Inheritance Tax Explained

What is inheritance tax?

Inheritance tax refers to the rage of taxes that may be payable by a person who is a beneficiary in a Will.

The good news is that unlike many other countries, in Australia, there is no inheritance tax or death duties imposed. All states in Australia abolished death duties in 1979, following the lead of the Queensland Government.

However, property acquired from the estate may become subject to capital gains tax (‘CGT’)

Capital gains tax

CGT is a tax levied on the profit from the sale of property or an investment. If you inherit a dwelling or other property after CGT started on 20 September 1985, and later sell it or otherwise dispose of it, CGT will apply unless you qualify as one of the exemptions.

The same applies if the deceased person’s legal representative (executor or administrator) sells the deceased’s property as part of winding up their Estate.

The exemptions are all dependent on when the deceased acquired the property, when they died and whether the property had previously been used to produce any sort of income (such as rent).

CGT exemption situations

The deceased died before 20 September 1985:

  • If you inherited a dwelling before 20 September 1985, any capital gain you make when you dispose of it is exempt. However, any major capital improvements you make to the dwelling on or after 20 September 1985 may be taxable.

Deceased acquired dwelling before 20 September 1985 and died on or after 20 September 1985:

  • CGT does not apply to the dwelling if either of the following conditions are met:
    1. (Disposal within two years): You dispose of the ownership interest within two years of the person’s death – e.g. dwelling is sold under a contract and settlement occurs within two years. This exemption applies whether or not the dwelling is used as main residence or to produce income during the two-year period.
    2. (Main residence while you owned it): From the deceased’s death, until you dispose of your ownership interest, the dwelling is not used to produce income and is the main residence of one or more of:
      • A person who was the spouse of the deceased immediately before the deceased’s death
      • An individual who had a right to occupy the dwelling per the deceased’s will
      • You as a beneficiary, if you dispose of the dwelling as a beneficiary.
        • Note – a dwelling is considered to be your main residence from the time you acquire your ownership interest in it if you move in as soon as practicable after that time

Deceased acquired the dwelling on or after 20 September 1985:

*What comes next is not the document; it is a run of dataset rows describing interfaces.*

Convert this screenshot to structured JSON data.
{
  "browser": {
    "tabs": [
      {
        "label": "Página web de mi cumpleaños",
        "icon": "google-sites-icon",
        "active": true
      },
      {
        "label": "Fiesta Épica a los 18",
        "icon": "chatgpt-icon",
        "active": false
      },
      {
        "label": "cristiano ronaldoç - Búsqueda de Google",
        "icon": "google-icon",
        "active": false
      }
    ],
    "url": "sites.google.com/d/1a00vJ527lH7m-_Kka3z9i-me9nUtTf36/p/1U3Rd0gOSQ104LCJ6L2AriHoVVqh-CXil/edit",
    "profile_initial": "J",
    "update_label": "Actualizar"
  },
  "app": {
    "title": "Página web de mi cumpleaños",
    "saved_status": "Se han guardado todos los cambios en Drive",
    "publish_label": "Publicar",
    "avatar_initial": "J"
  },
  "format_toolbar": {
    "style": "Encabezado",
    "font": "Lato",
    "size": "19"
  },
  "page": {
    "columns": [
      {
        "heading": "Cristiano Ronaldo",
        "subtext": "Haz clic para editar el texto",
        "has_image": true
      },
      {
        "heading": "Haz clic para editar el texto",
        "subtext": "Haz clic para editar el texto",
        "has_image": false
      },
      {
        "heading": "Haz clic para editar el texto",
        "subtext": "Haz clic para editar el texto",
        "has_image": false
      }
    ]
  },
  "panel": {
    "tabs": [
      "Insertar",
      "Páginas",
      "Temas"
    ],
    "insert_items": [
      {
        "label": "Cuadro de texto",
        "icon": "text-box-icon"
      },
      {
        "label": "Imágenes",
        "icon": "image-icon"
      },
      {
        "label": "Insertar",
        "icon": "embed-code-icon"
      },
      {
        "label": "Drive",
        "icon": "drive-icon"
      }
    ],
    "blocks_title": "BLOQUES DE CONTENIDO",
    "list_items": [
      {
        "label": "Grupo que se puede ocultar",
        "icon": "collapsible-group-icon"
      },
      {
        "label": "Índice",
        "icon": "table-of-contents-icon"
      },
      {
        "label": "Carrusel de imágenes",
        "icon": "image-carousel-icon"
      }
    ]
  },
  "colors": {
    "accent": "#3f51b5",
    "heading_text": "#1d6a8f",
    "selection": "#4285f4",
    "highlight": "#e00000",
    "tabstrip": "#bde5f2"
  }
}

  • CGT can be disregarded if either of the following occurs:
    1. The dwelling passed on or before 20 August 1996, and:
      • the ‘main residence while you owned it’ condition is met; and
      • the deceased used the dwelling as their main residence from the date they acquired it until the death and did not use it to produce income
    2. The dwelling passed to you after 20 August 1996, and:
      • The ‘disposal within two years’ condition was met, or the ‘main residence whilst you owned it’ condition is met; and
      • Just before the deceased died it was their main residence and was not being used to produce income

Partial Exemptions

There are also situations where you may not be fully exempt, but could be partially exempt from paying CGT. For example, the deceased never used the property as their main residence, but you as the beneficiary did. The tax payable then is determined according to the number of days the deceased owned the house, and the number of days you owned the house in conjunction with the capital gain made.

Evidentially, the world of CGT can at times be very complex. If you are a beneficiary under a Will you need to make sure that you are aware of all the taxation implications in your inheritance, and by receiving expert legal advice at an early stage, you may be able to minimise any CGT payable. So help us, help you and speak to one of our Wills and Estate Lawyers today and we can help you to Dispute Wills and deal with Inheritance Disputes.